Dr. Schmidt has received numerous research and teaching awards, including the 2008 Institute of Food Technologists Marcel Loncin Research Prize and the 2007 UIUC Campus Excellence in Undergraduate Teaching Award. Dr. Schmidt is a University Scholar and a Distinguished Teacher/Scholar, a Fellow of the Institute of Food Technologists, and a professional member of the Institute of Food Technologists and the American Chemical Society. Dr. Schmidt's husband, Art, is a Research Assistant Professor in the Department of Civil and Environmental Engineering, University of Illinois at Urbana-Champaign. They have two children, Robbie and Annie. The Schmidt family enjoys living in the country with their Australian Shepard, Shadow.
Dr Theodore P Labuza
Professor of Food Science
Univ of Minnesota
Dr. Theodore P. Labuza is a Morse Alumni Distinguished Teaching Professor of Food Science in the Dept. of Food Science and Nutrition at the University of Minnesota and is Chief Food Scientist with Infratab, an RFID Time Temperature Integrator/Traceability Tag developer.
Dr. Labuza teaches courses in food physical chemistry, reaction kinetics, food safety and risk assessment, food processing, functional foods and food law.
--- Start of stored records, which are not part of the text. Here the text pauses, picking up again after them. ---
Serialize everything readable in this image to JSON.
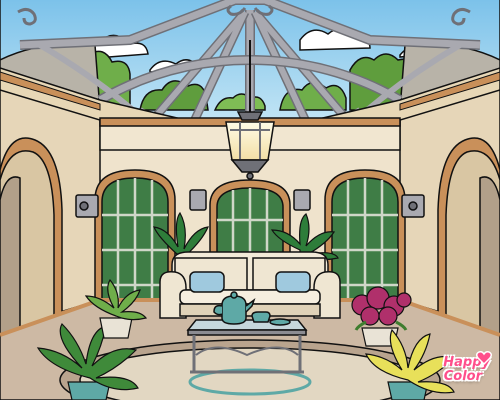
{
  "app": {
    "logo_line1": "Happy",
    "logo_line2": "Color",
    "logo_color": "#ff4f8b"
  },
  "scene": {
    "subject": "sunroom-interior",
    "palette": {
      "sky": "#9fd3ef",
      "cloud": "#ffffff",
      "trees": "#6fae4a",
      "trees_dark": "#3f7d2f",
      "wall": "#efe3cc",
      "wall_shadow": "#d9c6a3",
      "frame_metal": "#a9a9b0",
      "frame_dark": "#6f7077",
      "wood_trim": "#c9905a",
      "window_glass": "#4e8a52",
      "sofa": "#f2ead8",
      "cushion": "#9fc9de",
      "floor": "#cdb9a4",
      "rug": "#d9cdb8",
      "teal": "#5ea9a6",
      "flower_pink": "#b0306b",
      "flower_yellow": "#e8e05a"
    }
  }
}
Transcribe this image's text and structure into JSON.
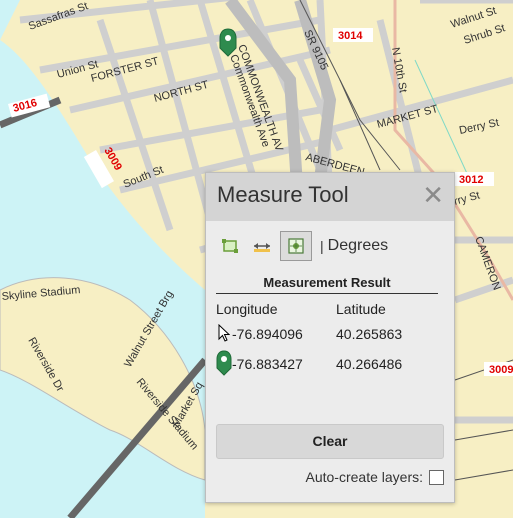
{
  "map": {
    "streets": [
      {
        "name": "Sassafras St"
      },
      {
        "name": "Union St"
      },
      {
        "name": "FORSTER ST"
      },
      {
        "name": "NORTH ST"
      },
      {
        "name": "COMMONWEALTH AV"
      },
      {
        "name": "Commonwealth Ave"
      },
      {
        "name": "SR 9105"
      },
      {
        "name": "N 10th St"
      },
      {
        "name": "MARKET ST"
      },
      {
        "name": "Derry St"
      },
      {
        "name": "Walnut St"
      },
      {
        "name": "Shrub St"
      },
      {
        "name": "South St"
      },
      {
        "name": "ABERDEEN"
      },
      {
        "name": "Skyline Stadium"
      },
      {
        "name": "Riverside Dr"
      },
      {
        "name": "Walnut Street Brg"
      },
      {
        "name": "Riverside Stadium"
      },
      {
        "name": "Market Sq"
      },
      {
        "name": "CAMERON"
      },
      {
        "name": "rry St"
      }
    ],
    "routes": [
      "3014",
      "3016",
      "3009",
      "3012",
      "3009"
    ],
    "colors": {
      "land": "#f7efc4",
      "water": "#cdf3f6",
      "roads": "#c9c9c9",
      "rail": "#555555",
      "marker": "#2e8b4e"
    }
  },
  "panel": {
    "title": "Measure Tool",
    "close_icon": "close-icon",
    "tools": [
      {
        "name": "area-tool-icon",
        "active": false
      },
      {
        "name": "distance-tool-icon",
        "active": false
      },
      {
        "name": "location-tool-icon",
        "active": true
      }
    ],
    "separator": "|",
    "units": "Degrees",
    "result_title": "Measurement Result",
    "headers": {
      "longitude": "Longitude",
      "latitude": "Latitude"
    },
    "rows": [
      {
        "icon": "cursor-icon",
        "longitude": "-76.894096",
        "latitude": "40.265863"
      },
      {
        "icon": "marker-icon",
        "longitude": "-76.883427",
        "latitude": "40.266486"
      }
    ],
    "clear_label": "Clear",
    "auto_create_label": "Auto-create layers:",
    "auto_create_checked": false
  }
}
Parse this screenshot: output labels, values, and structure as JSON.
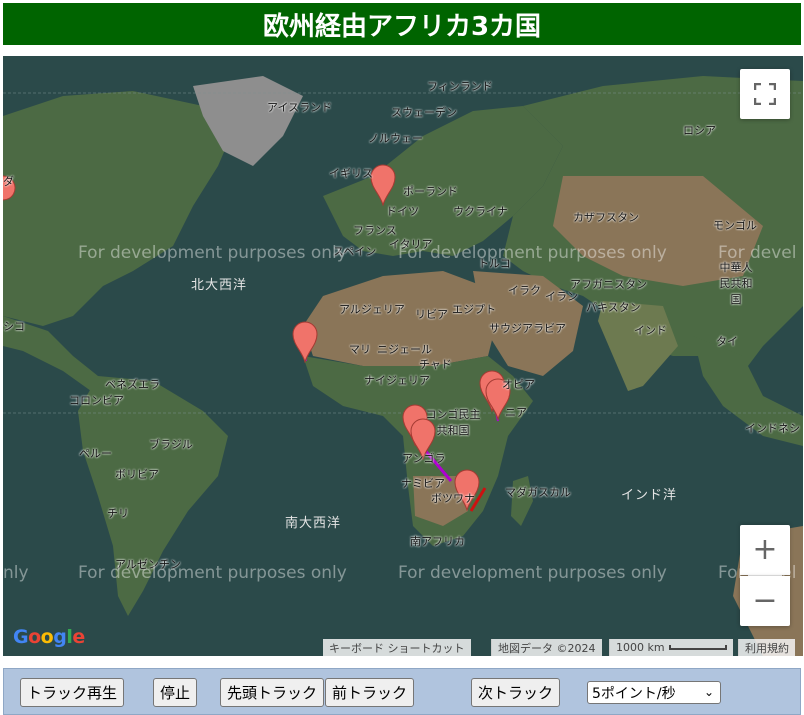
{
  "header": {
    "title": "欧州経由アフリカ3カ国"
  },
  "map": {
    "watermark": "For development purposes only",
    "watermark_cut": "For devel",
    "watermark_cut_left": "nly",
    "ocean_labels": {
      "north_atlantic": "北大西洋",
      "south_atlantic": "南大西洋",
      "indian_ocean": "インド洋"
    },
    "country_labels": {
      "finland": "フィンランド",
      "iceland": "アイスランド",
      "sweden": "スウェーデン",
      "norway": "ノルウェー",
      "russia": "ロシア",
      "uk": "イギリス",
      "poland": "ポーランド",
      "germany": "ドイツ",
      "ukraine": "ウクライナ",
      "kazakhstan": "カザフスタン",
      "mongolia": "モンゴル",
      "france": "フランス",
      "italy": "イタリア",
      "spain": "スペイン",
      "turkey": "トルコ",
      "china": "中華人民共和国",
      "algeria": "アルジェリア",
      "libya": "リビア",
      "egypt": "エジプト",
      "iraq": "イラク",
      "iran": "イラン",
      "afghanistan": "アフガニスタン",
      "pakistan": "パキスタン",
      "saudi": "サウジアラビア",
      "india": "インド",
      "thailand": "タイ",
      "mali": "マリ",
      "niger": "ニジェール",
      "chad": "チャド",
      "nigeria": "ナイジェリア",
      "ethiopia": "オピア",
      "drc": "コンゴ民主共和国",
      "angola": "アンゴラ",
      "kenya": "ニア",
      "namibia": "ナミビア",
      "botswana": "ボツワナ",
      "madagascar": "マダガスカル",
      "south_africa": "南アフリカ",
      "venezuela": "ベネズエラ",
      "colombia": "コロンビア",
      "brazil": "ブラジル",
      "peru": "ペルー",
      "bolivia": "ボリビア",
      "chile": "チリ",
      "argentina": "アルゼンチン",
      "indonesia": "インドネシ",
      "mexico": "シコ",
      "ka": "ダ"
    },
    "controls": {
      "fullscreen_icon": "fullscreen-icon",
      "zoom_in": "+",
      "zoom_out": "−"
    },
    "attribution": {
      "google_logo": "Google",
      "shortcuts": "キーボード ショートカット",
      "map_data": "地図データ ©2024",
      "scale": "1000 km",
      "terms": "利用規約"
    },
    "colors": {
      "ocean": "#2b4a4a",
      "land_green": "#4c6a44",
      "land_desert": "#8a7558",
      "marker": "#f0736a",
      "track_purple": "#b000d0",
      "track_red": "#cc1111"
    }
  },
  "toolbar": {
    "play_label": "トラック再生",
    "stop_label": "停止",
    "first_label": "先頭トラック",
    "prev_label": "前トラック",
    "next_label": "次トラック",
    "speed_selected": "5ポイント/秒"
  }
}
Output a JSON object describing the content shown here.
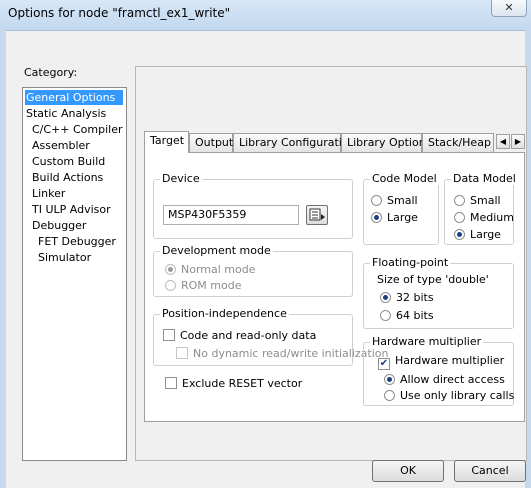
{
  "window": {
    "title": "Options for node \"framctl_ex1_write\"",
    "close_symbol": "✕"
  },
  "category": {
    "label": "Category:",
    "items": [
      {
        "label": "General Options",
        "selected": true
      },
      {
        "label": "Static Analysis"
      },
      {
        "label": "C/C++ Compiler"
      },
      {
        "label": "Assembler"
      },
      {
        "label": "Custom Build"
      },
      {
        "label": "Build Actions"
      },
      {
        "label": "Linker"
      },
      {
        "label": "TI ULP Advisor"
      },
      {
        "label": "Debugger"
      },
      {
        "label": "FET Debugger"
      },
      {
        "label": "Simulator"
      }
    ]
  },
  "tabs": {
    "items": [
      "Target",
      "Output",
      "Library Configuration",
      "Library Options",
      "Stack/Heap"
    ],
    "active": "Target",
    "scroll_left": "◀",
    "scroll_right": "▶"
  },
  "device": {
    "label": "Device",
    "value": "MSP430F5359",
    "browse_icon": "browse-list-icon"
  },
  "code_model": {
    "label": "Code Model",
    "options": [
      "Small",
      "Large"
    ],
    "selected": "Large"
  },
  "data_model": {
    "label": "Data Model",
    "options": [
      "Small",
      "Medium",
      "Large"
    ],
    "selected": "Large"
  },
  "dev_mode": {
    "label": "Development mode",
    "options": [
      "Normal mode",
      "ROM mode"
    ],
    "selected": "Normal mode"
  },
  "floating": {
    "label": "Floating-point",
    "size_label": "Size of type 'double'",
    "options": [
      "32 bits",
      "64 bits"
    ],
    "selected": "32 bits"
  },
  "position_independence": {
    "label": "Position-independence",
    "code_readonly": "Code and read-only data",
    "no_dynamic": "No dynamic read/write initialization"
  },
  "hw_multiplier": {
    "label": "Hardware multiplier",
    "checkbox": "Hardware multiplier",
    "options": [
      "Allow direct access",
      "Use only library calls"
    ],
    "selected": "Allow direct access"
  },
  "exclude_reset": "Exclude RESET vector",
  "buttons": {
    "ok": "OK",
    "cancel": "Cancel"
  }
}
He received the Univ. of Minnesota H.T. Morse Alumni Distinguished Teaching Award in 1988 with election into the “Academy of Distinguished Teachers”. Ted was awarded the University of Minnesota McFarland Teaching Award for the College of Human Ecology in 2001. In 1995, Dr. Labuza received the Dairy and Food Industries/American Association of Agricultural Engineers “Food Engineer” Award and the Gamma Sigma Delta, National Agricultural Honorary Society Award of Merit. In 1998, Ted received the one of the highest awards for food science and technology worldwide, the Nicholas Appert Award and the Marcel Loncin Research Prize from IFT. In 2002 he was selected to be in the group of the most highly cited scientists in the area of Agriculture and Food Science based on citations to refereed research publications in the last 20 years. Ted was president of IFT in 1989, having served on many of its committees.
His current research focus is in three areas. The first area is inactivation kinetics of bioterror agents such as anthrax spores and ricin and building this into consequence models for potential threats which is funded by the DHS National Center for food Protection and Defense. The second is evaluation of the mechanisms for hardening of high protein nutrition bars and finding means to control the reactions which is funded in part by Dairy Management Inc., the Davisco Co. and a grant from the USDA National Research Initiative. The third area is growth kinetics of food poisoning organisms in order to determine a shelf life based on time to detect.